What is being asked: In the listing below, find the line with "What's the underlying" and the line with "Enumerate this screenshot's", then return them and every line between them exactly, minus the pictures.

[Records supplied Boundary: Start]

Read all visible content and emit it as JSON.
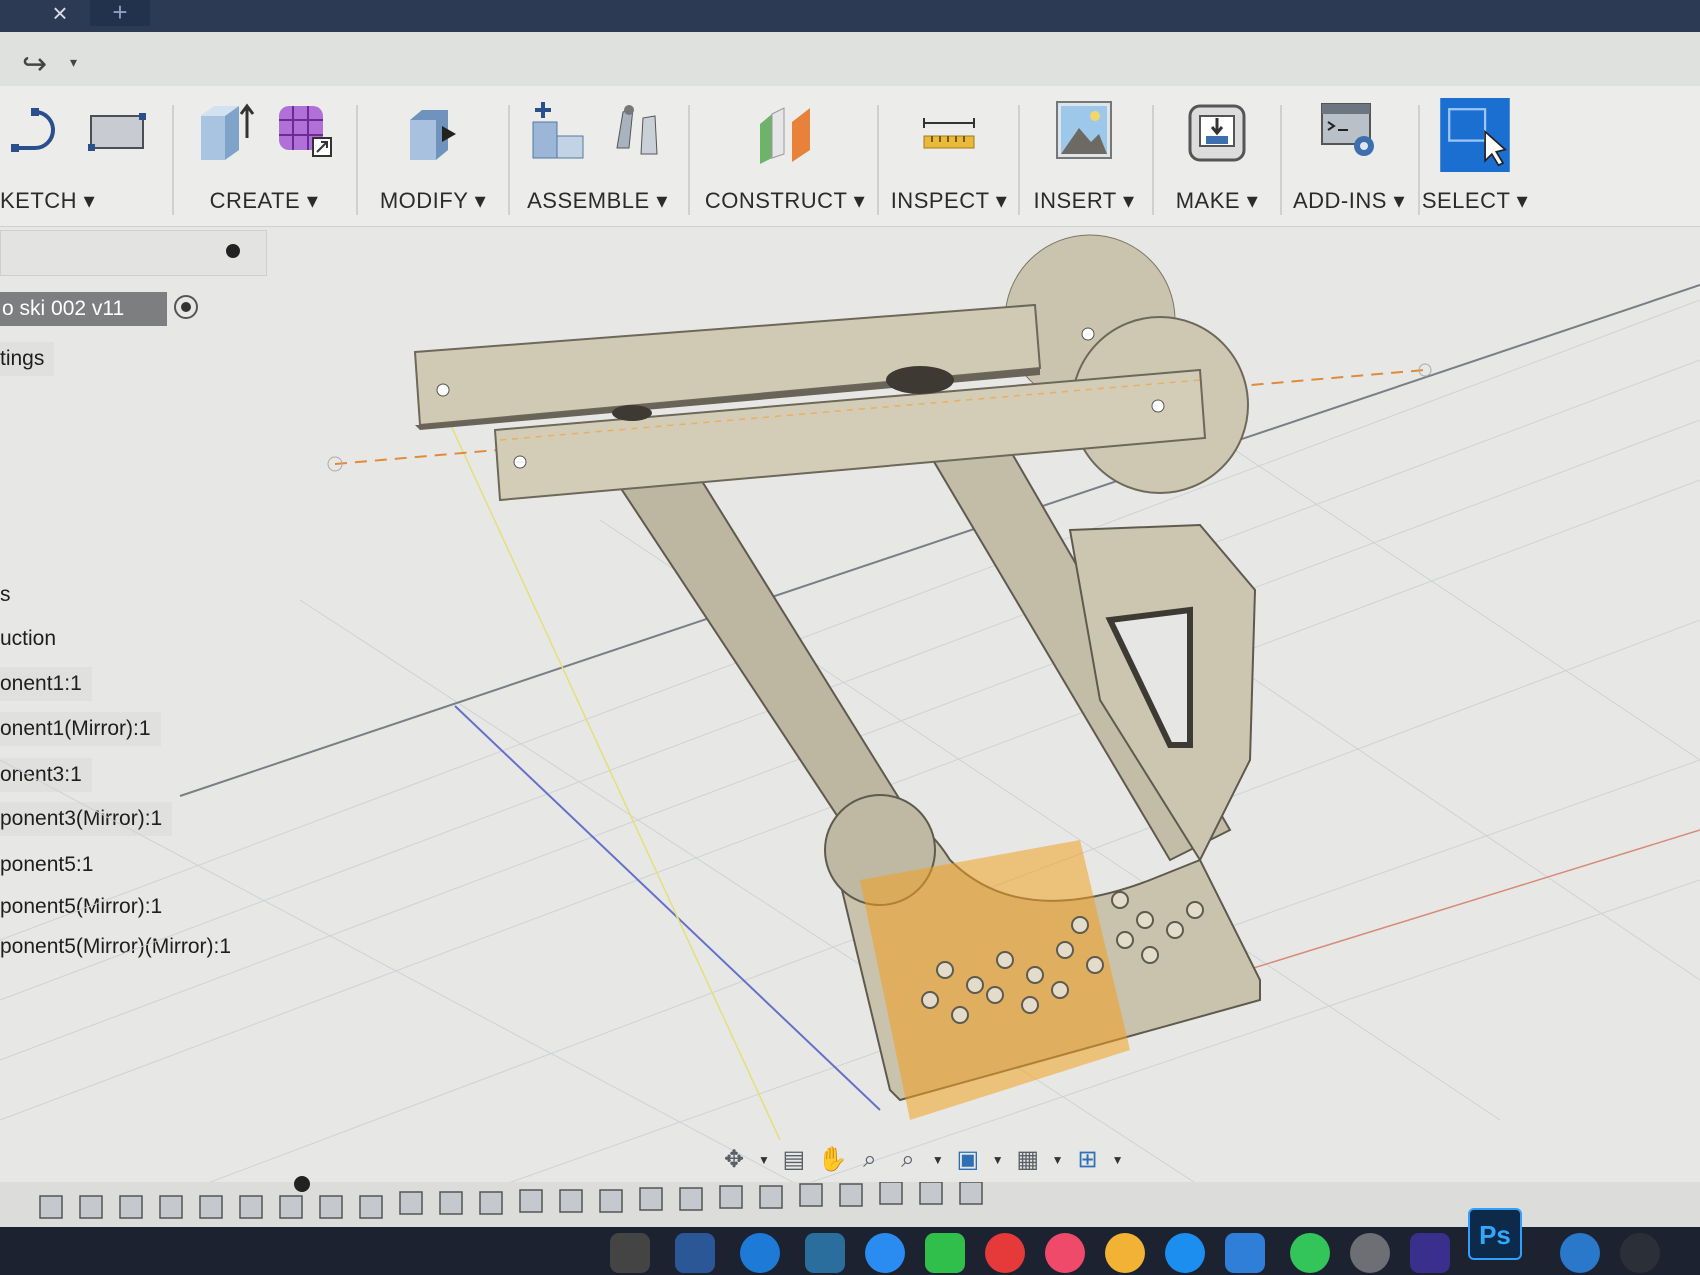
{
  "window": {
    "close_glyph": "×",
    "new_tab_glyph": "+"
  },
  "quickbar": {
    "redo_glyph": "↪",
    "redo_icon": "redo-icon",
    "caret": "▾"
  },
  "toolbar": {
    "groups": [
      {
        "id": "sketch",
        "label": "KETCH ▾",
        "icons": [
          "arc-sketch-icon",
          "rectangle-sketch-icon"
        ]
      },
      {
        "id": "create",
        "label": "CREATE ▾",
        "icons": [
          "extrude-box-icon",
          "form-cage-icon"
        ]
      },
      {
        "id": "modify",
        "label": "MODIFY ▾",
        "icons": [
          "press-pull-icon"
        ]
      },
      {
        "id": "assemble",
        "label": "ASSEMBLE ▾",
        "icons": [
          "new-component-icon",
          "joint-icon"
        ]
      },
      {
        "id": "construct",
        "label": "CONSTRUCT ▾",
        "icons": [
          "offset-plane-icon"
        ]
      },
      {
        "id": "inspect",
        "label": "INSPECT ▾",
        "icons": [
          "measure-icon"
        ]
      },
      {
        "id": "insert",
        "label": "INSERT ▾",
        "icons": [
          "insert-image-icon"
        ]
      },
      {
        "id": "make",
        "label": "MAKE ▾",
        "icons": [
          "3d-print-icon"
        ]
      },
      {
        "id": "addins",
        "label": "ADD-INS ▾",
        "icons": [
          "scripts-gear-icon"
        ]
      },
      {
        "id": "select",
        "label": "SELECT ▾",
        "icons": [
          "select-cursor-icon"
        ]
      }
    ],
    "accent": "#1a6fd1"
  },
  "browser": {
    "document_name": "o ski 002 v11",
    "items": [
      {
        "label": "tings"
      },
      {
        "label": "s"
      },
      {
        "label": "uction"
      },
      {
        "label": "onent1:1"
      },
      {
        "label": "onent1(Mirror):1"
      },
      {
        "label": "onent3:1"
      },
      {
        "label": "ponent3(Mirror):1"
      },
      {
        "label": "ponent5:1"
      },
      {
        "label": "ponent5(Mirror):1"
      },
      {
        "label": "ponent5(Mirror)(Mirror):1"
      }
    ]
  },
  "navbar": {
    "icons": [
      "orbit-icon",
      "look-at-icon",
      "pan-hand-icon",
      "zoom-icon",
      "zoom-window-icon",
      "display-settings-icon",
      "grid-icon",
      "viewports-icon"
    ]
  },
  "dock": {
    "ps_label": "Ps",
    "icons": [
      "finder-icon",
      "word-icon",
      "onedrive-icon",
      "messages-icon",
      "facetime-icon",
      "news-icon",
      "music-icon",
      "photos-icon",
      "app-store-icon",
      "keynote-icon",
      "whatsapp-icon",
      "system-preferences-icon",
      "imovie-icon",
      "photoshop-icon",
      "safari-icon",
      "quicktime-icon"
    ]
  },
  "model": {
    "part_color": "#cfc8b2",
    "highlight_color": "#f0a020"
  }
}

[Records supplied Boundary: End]
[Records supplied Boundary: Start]

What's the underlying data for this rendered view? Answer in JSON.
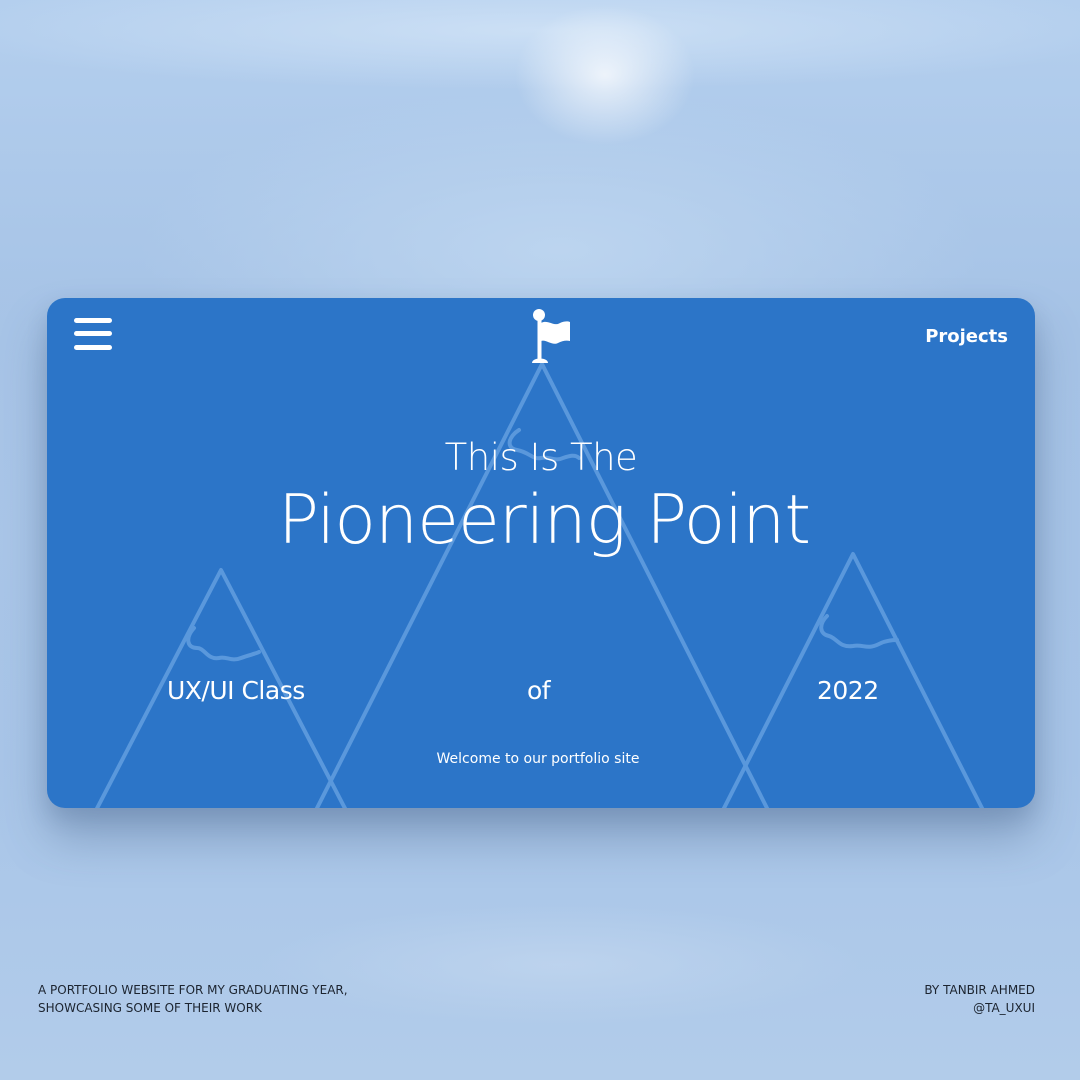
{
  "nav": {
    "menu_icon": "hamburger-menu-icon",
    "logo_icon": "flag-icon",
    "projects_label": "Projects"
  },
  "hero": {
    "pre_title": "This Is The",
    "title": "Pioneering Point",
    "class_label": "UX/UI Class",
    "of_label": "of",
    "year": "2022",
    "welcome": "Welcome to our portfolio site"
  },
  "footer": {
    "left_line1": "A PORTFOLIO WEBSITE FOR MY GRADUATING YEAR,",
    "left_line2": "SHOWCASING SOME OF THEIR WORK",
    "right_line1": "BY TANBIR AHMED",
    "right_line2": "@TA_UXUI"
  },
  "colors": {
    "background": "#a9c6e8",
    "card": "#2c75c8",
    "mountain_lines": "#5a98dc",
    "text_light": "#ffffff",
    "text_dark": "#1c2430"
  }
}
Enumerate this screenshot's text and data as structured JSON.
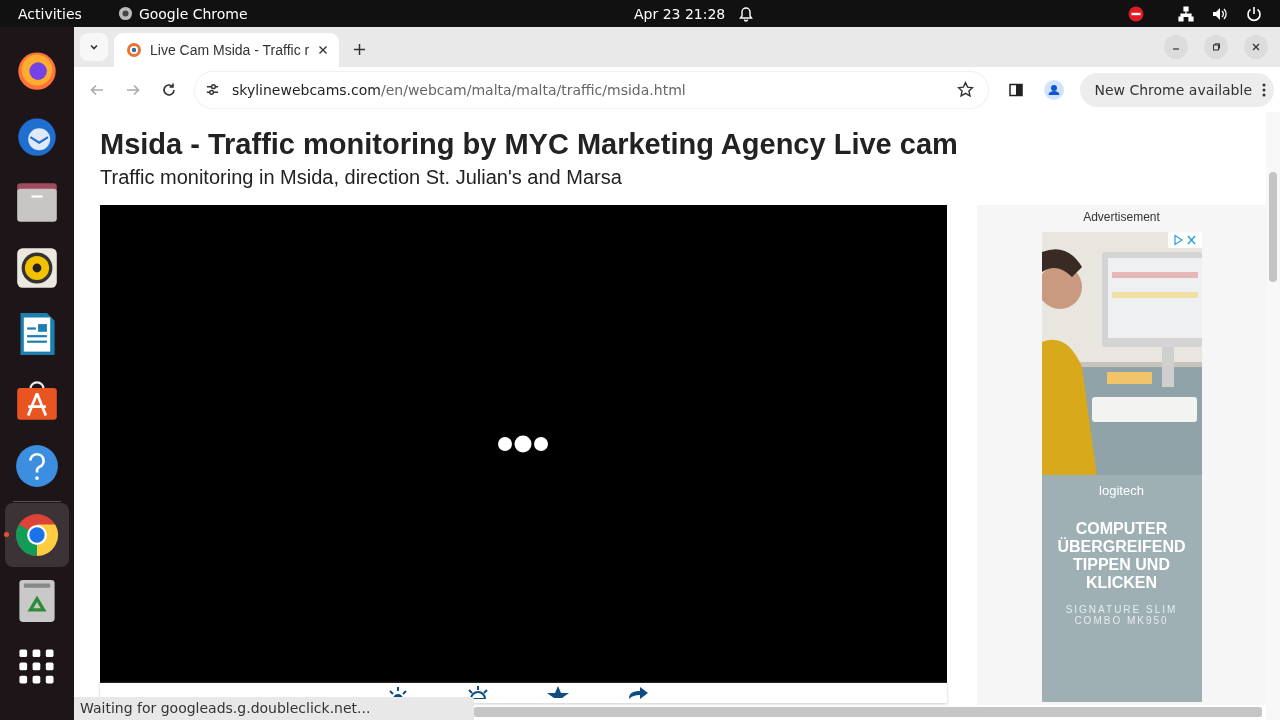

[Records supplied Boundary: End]
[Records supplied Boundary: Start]

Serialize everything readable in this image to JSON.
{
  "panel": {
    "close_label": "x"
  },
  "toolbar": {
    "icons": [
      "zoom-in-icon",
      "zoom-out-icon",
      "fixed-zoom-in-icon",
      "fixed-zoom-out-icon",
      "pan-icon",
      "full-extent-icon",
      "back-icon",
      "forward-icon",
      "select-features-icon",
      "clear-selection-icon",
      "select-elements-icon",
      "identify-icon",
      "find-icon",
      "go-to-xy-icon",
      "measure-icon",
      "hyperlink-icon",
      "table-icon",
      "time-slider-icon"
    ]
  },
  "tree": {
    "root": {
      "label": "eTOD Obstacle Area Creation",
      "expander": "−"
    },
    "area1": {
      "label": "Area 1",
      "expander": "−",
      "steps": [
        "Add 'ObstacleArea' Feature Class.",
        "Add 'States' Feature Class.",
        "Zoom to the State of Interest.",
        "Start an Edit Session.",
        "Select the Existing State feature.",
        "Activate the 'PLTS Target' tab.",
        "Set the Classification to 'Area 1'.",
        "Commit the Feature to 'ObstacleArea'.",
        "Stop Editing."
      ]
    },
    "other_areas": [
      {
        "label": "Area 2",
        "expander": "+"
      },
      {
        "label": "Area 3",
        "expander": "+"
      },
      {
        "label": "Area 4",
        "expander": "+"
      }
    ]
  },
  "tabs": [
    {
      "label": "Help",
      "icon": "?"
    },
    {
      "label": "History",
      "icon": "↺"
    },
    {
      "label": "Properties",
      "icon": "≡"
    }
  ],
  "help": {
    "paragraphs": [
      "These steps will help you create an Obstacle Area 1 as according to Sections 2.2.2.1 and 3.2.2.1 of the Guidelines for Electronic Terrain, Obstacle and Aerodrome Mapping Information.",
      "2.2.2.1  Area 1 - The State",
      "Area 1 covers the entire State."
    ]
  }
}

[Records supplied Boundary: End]

Response box:
What's the underlying data for this rendered view? Answer in JSON.
{
  "nav": {
    "menu_icon": "hamburger-menu-icon",
    "logo_icon": "flag-icon",
    "projects_label": "Projects"
  },
  "hero": {
    "pre_title": "This Is The",
    "title": "Pioneering Point",
    "class_label": "UX/UI Class",
    "of_label": "of",
    "year": "2022",
    "welcome": "Welcome to our portfolio site"
  },
  "footer": {
    "left_line1": "A PORTFOLIO WEBSITE FOR MY GRADUATING YEAR,",
    "left_line2": "SHOWCASING SOME OF THEIR WORK",
    "right_line1": "BY TANBIR AHMED",
    "right_line2": "@TA_UXUI"
  },
  "colors": {
    "background": "#a9c6e8",
    "card": "#2c75c8",
    "mountain_lines": "#5a98dc",
    "text_light": "#ffffff",
    "text_dark": "#1c2430"
  }
}
Enumerate this screenshot's text and data as structured JSON.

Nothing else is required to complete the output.